The problem of being accused of racism, when the allegation is untrue, is increasingly being tested by South Africa’s legal system.
Bradley Workman-Davies, a director at Werksmans Attorneys, says that because race and racism are such a sensitive issue the consequences of being labelled a racist can be far-reaching.
“A perpetrator can face dismissal by their employer, whether the racist conduct was committed in the workplace or even outside of it; face criminal charges; and action can be taken in the equality courts,” he said.
Workman-Davies said that in the context of the workplace, there have been a growing number of instances in which employers have had to deal with false allegations of racism.

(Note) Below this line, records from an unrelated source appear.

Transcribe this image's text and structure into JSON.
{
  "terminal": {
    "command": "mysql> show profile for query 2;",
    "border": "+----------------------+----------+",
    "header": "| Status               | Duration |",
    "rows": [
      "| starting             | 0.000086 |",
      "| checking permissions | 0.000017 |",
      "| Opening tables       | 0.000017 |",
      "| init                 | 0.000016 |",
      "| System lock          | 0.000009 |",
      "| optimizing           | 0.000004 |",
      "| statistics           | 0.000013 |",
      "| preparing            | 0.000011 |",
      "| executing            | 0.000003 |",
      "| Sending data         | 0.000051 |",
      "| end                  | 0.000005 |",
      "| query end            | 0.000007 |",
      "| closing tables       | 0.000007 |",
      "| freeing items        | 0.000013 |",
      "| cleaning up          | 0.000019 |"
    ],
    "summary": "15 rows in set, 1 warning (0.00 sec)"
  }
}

They have had to consider what to do with an employee who has made this allegation, either maliciously, or even carelessly, against a colleague, he said.
“But playing the ‘race card’, colloquially speaking, is now increasingly being recognised as a material misconduct on the part of an employee and has been recognised even by the Labour Appeal Court as justifying dismissal of the employee who made the unfounded allegation,” he said.
He said that employers should recognise that any allegations of racist conduct must be carefully investigated, with the due interests of the accused as well as the person making the allegation taken into account.
“Whoever has acted improperly in the matter – whether it be the person who actually acted in a racist manner, of the person who made the allegation maliciously to smear the other’s reputation, or where no reasonable grounds to found the allegation exist – must bear the consequences,” he said.
“Genuine racism is deservedly being systematically rooted out in all aspects of our society, not least in the workplace, in order to try and move away from the injustices of the past, and towards a more egalitarian society.”